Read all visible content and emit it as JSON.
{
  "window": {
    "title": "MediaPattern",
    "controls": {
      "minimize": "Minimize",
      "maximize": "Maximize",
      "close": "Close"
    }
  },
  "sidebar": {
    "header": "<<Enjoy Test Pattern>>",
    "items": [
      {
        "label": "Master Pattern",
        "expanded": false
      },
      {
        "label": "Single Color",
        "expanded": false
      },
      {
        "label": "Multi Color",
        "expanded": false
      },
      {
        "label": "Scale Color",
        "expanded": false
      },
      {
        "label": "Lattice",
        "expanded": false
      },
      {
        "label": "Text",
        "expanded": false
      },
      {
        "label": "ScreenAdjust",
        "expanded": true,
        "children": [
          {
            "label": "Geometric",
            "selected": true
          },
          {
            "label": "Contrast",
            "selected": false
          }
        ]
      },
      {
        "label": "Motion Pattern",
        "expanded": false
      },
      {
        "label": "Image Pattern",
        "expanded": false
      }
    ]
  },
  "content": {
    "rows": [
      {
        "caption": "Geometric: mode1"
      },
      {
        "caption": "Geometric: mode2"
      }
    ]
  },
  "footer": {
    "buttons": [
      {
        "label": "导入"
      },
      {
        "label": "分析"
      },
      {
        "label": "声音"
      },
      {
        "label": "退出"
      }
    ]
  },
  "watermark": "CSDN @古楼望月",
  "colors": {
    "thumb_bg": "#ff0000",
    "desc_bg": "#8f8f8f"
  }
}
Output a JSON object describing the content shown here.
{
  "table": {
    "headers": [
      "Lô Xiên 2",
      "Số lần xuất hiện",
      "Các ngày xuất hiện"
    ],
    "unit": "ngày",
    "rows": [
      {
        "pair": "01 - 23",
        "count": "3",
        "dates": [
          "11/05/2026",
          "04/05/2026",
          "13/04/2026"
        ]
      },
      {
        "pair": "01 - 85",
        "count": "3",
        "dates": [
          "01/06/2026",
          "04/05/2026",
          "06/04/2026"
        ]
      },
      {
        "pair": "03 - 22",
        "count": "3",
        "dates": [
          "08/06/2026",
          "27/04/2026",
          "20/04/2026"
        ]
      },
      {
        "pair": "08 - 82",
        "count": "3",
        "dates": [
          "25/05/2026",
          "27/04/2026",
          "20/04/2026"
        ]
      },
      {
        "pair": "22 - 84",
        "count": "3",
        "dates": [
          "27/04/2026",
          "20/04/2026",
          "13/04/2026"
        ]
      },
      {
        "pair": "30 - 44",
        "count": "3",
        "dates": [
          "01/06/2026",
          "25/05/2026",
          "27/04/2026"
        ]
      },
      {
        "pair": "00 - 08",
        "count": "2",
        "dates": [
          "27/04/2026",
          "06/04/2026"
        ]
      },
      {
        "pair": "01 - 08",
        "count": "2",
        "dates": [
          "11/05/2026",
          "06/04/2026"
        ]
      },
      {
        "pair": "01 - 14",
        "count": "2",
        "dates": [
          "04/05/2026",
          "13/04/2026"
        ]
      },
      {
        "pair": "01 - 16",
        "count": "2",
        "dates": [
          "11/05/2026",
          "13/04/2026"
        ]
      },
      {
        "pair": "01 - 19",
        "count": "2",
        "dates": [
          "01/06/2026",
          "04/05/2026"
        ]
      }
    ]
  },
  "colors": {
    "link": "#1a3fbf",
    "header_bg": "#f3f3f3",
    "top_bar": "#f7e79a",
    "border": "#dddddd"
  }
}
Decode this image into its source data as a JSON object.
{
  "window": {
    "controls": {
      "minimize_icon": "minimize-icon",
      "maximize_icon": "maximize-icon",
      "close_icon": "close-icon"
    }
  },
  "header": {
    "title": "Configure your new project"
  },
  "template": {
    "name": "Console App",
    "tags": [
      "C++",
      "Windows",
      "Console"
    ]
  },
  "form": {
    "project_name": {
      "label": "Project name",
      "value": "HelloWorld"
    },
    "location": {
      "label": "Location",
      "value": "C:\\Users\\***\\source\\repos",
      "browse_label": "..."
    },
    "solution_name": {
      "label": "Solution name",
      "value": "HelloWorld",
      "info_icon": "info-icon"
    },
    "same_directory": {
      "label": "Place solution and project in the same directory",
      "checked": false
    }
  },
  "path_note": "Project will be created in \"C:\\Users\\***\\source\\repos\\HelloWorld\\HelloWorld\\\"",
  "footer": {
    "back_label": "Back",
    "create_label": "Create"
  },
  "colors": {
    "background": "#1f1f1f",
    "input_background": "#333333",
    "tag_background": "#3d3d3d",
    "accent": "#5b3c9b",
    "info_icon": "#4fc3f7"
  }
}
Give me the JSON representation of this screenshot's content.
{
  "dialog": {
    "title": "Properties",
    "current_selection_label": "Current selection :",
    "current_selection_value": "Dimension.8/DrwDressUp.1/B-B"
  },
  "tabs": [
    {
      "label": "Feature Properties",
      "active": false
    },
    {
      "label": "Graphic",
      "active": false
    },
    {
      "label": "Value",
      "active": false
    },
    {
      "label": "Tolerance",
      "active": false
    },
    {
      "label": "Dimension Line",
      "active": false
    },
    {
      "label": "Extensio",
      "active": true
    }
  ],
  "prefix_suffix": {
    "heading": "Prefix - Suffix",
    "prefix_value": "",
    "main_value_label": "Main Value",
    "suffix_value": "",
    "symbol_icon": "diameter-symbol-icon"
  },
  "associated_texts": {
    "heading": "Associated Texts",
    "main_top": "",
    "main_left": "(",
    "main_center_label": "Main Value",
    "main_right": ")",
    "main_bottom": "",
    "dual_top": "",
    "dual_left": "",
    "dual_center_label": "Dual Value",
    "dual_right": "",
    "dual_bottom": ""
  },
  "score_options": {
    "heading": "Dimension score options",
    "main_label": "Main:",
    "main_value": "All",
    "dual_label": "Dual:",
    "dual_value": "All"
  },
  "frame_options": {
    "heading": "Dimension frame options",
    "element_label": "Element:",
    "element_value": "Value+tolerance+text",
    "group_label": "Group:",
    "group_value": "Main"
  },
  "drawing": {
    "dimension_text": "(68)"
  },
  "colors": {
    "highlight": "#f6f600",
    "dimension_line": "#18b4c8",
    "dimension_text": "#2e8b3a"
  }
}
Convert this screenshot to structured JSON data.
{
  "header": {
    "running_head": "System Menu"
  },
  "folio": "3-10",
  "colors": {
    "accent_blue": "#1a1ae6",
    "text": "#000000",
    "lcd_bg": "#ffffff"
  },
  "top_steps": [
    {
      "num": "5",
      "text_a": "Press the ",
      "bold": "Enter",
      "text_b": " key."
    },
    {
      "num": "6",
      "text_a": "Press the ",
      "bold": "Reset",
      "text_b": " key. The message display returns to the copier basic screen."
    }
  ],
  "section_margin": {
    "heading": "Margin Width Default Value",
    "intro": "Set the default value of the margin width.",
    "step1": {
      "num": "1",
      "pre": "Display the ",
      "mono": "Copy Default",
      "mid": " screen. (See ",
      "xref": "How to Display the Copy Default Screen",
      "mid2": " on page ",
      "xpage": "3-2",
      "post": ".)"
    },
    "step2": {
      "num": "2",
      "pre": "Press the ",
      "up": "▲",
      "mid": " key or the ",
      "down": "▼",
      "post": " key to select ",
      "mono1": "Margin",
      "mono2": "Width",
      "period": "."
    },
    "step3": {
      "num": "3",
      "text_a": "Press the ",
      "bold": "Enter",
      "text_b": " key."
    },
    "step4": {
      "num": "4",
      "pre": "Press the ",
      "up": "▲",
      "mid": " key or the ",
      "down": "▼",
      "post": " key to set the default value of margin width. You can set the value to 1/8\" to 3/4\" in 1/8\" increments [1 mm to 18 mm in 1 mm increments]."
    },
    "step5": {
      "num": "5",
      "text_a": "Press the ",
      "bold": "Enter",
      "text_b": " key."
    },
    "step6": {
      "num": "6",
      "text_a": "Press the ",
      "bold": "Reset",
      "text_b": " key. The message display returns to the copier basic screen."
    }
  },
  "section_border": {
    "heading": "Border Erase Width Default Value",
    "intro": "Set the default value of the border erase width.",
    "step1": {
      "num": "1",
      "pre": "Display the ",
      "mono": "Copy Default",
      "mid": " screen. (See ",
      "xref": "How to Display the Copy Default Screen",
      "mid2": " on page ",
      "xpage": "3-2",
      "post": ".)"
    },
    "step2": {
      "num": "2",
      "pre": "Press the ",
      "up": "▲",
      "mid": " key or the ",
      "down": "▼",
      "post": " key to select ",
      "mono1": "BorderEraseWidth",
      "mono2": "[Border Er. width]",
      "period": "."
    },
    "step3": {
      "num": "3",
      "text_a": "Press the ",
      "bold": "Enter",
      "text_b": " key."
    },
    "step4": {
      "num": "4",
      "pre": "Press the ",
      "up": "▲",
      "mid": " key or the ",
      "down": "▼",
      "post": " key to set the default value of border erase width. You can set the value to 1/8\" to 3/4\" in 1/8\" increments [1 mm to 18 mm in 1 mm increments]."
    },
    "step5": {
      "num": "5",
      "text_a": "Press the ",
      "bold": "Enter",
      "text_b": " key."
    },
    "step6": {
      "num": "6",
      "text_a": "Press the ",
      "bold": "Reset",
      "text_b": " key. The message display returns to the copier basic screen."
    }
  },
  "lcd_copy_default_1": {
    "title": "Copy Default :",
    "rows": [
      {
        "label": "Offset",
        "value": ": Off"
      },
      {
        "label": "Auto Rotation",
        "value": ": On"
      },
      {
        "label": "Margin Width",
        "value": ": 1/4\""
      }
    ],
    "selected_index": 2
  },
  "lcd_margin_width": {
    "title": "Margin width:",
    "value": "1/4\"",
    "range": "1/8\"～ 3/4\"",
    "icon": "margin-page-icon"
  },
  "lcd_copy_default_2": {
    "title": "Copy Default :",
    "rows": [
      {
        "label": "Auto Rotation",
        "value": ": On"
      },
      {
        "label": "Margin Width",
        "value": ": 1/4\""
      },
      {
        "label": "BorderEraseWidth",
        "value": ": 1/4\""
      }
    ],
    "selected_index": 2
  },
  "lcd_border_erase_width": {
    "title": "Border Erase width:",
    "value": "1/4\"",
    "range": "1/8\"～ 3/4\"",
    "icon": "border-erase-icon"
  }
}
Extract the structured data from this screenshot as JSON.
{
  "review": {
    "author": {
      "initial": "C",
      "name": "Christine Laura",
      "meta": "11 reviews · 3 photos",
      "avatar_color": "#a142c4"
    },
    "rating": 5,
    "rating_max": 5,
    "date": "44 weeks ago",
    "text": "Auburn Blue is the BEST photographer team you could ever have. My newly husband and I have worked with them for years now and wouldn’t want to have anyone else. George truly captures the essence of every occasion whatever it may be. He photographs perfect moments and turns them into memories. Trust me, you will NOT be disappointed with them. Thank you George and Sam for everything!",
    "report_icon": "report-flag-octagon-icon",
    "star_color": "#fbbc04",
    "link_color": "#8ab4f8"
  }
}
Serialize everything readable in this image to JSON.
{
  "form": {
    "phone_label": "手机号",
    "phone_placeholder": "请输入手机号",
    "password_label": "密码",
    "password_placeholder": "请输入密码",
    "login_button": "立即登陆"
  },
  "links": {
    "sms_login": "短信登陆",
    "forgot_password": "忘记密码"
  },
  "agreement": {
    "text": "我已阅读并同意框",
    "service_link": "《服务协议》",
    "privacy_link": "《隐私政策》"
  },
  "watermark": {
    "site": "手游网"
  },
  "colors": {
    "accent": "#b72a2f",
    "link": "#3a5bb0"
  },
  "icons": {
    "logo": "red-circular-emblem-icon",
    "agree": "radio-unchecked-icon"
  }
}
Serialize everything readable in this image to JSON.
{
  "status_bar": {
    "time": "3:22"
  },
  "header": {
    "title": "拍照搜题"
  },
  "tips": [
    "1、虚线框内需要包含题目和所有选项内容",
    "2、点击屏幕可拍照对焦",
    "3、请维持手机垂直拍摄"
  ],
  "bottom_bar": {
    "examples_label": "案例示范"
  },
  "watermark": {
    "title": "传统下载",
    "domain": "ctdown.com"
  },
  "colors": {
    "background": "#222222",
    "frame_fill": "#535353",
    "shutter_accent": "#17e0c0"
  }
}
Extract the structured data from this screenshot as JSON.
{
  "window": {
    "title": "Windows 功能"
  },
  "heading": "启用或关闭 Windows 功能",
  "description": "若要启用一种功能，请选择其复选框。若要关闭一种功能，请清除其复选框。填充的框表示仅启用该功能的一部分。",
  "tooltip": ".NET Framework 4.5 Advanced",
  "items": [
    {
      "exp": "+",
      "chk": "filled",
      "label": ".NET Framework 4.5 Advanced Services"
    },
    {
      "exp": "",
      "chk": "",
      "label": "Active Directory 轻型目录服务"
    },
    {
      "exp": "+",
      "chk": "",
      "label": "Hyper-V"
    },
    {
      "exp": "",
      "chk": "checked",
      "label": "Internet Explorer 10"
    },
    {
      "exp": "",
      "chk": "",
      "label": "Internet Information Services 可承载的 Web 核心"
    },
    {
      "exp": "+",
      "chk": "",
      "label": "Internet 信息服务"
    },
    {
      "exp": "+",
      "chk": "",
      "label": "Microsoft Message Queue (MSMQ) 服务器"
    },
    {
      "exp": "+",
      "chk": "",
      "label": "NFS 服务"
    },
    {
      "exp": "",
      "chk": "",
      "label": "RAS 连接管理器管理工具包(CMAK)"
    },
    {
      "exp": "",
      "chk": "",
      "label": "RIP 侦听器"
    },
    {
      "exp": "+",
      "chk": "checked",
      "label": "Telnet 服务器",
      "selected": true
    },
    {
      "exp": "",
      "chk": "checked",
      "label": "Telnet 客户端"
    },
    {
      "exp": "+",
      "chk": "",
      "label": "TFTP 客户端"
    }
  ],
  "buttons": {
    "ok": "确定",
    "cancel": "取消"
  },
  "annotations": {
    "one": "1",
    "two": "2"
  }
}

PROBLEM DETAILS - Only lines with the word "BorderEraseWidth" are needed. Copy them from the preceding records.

TASK RESPONSE -
      "mono1": "BorderEraseWidth",
        "label": "BorderEraseWidth",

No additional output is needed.